What you are asked to do
Go through the records below and count every line containing "name". Reply with the count alone.

Record excerpts
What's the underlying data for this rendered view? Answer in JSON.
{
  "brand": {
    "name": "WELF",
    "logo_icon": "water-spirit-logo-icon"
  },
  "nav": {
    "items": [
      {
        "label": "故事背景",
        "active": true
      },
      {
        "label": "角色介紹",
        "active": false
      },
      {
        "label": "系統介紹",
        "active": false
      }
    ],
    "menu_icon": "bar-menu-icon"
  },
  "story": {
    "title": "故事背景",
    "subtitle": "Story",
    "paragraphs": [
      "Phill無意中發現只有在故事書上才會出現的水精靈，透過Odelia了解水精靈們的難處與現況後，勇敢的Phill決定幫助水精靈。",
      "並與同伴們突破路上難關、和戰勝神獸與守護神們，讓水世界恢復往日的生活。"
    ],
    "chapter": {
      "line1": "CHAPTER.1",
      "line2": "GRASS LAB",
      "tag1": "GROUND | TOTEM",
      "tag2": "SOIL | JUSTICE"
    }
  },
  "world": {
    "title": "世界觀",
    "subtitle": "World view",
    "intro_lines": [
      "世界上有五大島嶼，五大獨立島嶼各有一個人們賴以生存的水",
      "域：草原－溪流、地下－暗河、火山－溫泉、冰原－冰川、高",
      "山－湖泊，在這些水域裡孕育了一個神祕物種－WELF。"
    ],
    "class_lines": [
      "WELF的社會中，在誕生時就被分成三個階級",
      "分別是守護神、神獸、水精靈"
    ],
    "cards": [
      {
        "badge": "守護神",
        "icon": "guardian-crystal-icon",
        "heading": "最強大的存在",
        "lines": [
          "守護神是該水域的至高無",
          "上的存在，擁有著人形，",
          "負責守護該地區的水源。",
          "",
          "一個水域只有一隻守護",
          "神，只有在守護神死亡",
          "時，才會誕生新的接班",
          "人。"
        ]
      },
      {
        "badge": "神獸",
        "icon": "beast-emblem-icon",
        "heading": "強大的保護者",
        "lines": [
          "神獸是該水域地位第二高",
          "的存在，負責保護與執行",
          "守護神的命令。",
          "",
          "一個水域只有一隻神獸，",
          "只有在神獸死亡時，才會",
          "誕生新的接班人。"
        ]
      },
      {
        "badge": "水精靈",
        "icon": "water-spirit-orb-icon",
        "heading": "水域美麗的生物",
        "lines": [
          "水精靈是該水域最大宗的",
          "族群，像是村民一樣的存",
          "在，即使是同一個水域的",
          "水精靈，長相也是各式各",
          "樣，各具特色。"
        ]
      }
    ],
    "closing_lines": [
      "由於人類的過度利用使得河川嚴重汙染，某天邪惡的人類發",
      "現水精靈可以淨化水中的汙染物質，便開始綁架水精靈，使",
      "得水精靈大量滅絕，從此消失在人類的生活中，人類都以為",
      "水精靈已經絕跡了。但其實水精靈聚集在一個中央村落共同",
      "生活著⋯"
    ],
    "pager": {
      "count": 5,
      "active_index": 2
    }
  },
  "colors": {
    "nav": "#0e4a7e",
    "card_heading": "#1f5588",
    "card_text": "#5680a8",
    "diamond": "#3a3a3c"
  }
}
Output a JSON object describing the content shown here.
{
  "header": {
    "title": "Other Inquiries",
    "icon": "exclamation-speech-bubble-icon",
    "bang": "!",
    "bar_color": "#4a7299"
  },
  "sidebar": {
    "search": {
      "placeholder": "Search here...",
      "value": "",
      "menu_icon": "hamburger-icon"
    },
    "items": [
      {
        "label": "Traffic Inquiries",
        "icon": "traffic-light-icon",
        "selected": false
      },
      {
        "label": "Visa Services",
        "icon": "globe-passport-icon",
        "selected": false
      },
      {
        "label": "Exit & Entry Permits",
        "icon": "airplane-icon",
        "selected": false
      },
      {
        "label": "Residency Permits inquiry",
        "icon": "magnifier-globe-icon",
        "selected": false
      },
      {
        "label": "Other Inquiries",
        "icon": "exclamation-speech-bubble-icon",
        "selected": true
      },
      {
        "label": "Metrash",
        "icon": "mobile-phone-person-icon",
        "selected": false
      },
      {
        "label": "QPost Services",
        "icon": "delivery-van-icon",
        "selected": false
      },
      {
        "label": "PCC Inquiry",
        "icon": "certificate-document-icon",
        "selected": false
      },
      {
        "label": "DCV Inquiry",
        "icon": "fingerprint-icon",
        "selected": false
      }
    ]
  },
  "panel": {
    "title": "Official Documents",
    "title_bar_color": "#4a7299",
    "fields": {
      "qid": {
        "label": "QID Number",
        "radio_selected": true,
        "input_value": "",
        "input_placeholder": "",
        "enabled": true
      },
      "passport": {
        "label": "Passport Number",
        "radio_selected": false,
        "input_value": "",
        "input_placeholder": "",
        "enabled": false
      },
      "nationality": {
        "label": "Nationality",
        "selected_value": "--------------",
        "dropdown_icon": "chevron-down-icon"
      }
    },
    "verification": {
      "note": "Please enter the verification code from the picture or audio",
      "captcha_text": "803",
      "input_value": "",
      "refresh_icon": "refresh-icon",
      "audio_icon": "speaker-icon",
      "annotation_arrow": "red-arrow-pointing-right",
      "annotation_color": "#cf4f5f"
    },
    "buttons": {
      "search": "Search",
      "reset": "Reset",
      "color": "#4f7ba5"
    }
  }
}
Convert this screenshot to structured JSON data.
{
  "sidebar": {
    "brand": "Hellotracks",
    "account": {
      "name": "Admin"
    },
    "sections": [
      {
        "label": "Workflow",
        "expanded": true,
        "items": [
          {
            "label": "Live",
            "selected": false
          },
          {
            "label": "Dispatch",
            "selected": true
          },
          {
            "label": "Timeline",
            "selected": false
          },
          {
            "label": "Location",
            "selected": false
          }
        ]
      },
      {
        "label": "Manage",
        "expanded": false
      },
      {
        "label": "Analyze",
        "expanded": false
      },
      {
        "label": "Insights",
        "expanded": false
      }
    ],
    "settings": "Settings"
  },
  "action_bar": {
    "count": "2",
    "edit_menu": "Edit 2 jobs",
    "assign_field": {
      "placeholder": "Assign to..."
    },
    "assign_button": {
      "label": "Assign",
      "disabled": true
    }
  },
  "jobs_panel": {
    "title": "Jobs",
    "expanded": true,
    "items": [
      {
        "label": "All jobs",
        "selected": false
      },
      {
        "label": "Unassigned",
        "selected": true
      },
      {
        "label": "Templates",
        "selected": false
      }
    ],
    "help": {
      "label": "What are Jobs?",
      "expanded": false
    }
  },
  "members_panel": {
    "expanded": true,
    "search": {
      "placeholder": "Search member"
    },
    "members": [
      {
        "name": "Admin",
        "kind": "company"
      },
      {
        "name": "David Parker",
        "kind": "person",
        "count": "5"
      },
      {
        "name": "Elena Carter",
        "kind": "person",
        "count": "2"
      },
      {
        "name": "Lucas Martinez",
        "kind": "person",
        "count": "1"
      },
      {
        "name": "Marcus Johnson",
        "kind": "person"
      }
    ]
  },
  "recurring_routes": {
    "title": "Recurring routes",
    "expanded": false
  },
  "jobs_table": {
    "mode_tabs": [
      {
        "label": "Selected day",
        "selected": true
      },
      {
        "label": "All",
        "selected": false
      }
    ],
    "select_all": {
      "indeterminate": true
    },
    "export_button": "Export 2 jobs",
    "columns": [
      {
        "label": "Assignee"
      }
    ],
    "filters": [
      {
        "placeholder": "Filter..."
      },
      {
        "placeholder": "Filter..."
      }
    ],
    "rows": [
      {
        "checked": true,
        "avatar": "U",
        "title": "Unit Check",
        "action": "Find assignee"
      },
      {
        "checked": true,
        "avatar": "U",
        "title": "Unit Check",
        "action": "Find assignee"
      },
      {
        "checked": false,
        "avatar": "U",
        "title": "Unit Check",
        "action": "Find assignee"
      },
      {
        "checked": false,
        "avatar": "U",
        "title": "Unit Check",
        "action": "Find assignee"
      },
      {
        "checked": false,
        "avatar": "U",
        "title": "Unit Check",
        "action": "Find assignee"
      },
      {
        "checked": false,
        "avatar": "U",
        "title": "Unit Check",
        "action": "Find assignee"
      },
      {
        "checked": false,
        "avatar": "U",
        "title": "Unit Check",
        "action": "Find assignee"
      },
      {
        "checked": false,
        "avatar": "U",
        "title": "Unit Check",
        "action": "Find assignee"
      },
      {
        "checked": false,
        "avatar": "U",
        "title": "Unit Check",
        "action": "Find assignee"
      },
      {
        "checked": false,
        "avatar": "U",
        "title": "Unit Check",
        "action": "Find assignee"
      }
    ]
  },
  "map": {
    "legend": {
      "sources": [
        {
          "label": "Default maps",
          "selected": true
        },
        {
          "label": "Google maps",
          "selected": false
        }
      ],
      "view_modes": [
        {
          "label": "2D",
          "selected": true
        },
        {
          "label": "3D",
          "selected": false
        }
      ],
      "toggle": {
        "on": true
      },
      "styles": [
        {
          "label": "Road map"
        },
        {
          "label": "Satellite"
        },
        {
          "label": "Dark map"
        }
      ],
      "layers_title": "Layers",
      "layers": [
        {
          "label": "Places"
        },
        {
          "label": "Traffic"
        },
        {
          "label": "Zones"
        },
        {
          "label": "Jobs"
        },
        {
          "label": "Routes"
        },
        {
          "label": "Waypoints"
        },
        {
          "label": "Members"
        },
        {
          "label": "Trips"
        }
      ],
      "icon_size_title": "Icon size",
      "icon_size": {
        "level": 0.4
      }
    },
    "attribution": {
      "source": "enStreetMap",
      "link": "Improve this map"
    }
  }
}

Answer to this exercise
7